How to decide if a paid subscription to flight deals is right for you
Paying $200 to get premium flight deals sent to your inbox is of course not for everyone. For me, after searching all the usual suspects – flight blogs, Google Flights, OTAs – for about a month and finding nothing but an inbox full of unimpressive fare alerts to delete, my end result was that planning the honeymoon took way too much of my time, and time is money. Additionally, the money a typical Scott’s Cheap Flights subscriber saves on a single flight (their average fares are usually several hundred dollars less than the standard ticket price) generally makes the service worth the initial cost. And many people agree: Scott’s Cheap Flights currently has over 2 million paying subscribers. In general, compared to other services and automated alerts I’ve used in the past, Scott’s Cheap Flight Alerts are more frequent and seem to offer better deals than many other options.

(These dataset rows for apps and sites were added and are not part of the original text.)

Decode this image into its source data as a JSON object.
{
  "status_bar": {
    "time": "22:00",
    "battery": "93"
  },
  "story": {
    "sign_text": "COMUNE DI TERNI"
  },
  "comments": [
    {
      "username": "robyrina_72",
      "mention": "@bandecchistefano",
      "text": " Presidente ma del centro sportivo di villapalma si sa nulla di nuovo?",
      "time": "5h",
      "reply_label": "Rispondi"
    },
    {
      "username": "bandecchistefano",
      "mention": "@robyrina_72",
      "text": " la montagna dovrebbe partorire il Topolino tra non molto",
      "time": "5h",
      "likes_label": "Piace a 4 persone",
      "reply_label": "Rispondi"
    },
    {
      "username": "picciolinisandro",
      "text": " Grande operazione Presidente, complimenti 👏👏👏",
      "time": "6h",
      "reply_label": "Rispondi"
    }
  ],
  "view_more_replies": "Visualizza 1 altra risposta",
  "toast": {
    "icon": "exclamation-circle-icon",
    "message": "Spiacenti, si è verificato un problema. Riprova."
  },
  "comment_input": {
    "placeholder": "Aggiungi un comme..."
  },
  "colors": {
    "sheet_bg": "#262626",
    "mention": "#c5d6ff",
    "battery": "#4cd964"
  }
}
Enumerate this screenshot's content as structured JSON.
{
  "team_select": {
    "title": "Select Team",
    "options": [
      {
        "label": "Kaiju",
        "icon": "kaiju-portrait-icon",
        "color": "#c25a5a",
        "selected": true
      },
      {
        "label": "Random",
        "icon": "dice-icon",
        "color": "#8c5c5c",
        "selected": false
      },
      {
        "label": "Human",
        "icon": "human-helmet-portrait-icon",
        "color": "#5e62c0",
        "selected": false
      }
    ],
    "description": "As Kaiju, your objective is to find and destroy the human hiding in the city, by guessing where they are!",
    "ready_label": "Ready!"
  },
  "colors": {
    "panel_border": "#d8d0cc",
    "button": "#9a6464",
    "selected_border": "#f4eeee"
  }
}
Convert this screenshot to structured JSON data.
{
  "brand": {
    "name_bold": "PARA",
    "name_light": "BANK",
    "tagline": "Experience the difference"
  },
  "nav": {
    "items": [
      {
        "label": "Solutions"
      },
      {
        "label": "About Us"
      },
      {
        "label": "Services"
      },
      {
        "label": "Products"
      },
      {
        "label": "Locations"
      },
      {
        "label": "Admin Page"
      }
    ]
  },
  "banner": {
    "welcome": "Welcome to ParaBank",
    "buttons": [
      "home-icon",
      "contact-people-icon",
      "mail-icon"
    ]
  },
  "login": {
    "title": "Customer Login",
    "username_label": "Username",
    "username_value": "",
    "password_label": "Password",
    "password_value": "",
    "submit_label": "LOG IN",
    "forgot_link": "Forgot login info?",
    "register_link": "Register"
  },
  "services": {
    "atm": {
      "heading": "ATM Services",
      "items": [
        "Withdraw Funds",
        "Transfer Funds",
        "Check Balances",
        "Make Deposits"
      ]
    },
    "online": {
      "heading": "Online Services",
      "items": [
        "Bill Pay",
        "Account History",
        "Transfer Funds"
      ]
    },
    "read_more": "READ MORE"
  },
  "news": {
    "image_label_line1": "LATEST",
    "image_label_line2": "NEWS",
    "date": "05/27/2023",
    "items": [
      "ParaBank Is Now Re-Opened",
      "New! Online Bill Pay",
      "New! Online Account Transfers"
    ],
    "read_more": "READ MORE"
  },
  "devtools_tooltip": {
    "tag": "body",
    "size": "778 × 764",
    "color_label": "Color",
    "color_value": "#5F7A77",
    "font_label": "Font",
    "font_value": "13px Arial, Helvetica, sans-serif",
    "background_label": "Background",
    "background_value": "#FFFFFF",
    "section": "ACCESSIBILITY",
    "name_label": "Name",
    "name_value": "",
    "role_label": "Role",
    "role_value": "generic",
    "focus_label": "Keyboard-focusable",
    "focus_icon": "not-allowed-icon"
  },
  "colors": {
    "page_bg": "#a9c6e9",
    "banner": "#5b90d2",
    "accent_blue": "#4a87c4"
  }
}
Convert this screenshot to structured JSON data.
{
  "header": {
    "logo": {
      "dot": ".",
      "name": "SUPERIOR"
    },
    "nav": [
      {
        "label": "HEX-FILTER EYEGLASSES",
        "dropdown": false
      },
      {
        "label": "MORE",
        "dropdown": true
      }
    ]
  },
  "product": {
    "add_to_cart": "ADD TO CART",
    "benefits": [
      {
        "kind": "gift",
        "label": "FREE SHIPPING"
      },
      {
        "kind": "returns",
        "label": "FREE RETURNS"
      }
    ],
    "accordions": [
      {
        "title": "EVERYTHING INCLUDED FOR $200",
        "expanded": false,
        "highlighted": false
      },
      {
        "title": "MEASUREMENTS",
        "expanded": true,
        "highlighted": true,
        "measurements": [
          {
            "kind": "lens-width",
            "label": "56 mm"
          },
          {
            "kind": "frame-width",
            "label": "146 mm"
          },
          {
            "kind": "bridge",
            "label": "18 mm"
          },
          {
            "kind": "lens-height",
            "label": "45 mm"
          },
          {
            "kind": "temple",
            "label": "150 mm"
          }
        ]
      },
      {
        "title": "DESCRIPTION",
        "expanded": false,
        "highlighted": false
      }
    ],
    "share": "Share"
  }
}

How? ‘Or’ What? The company has a small team of full-time fare analysts who research bad deals and fares on Google Flights, and deliver them straight to your inbox with contextual information about deal quality, dates which it can be reserved and a live link. directly to Google Flights so you can compare other options yourself. For me, this was the most key part of the service: there is no detail too small when it comes to these emails, which define for you what the fare class includes depending on the airline, and if they have ever found such a low rate. like what they alert you to. Here’s an example I received for a first-class option in Athens during my search, although it was a little too expensive for us: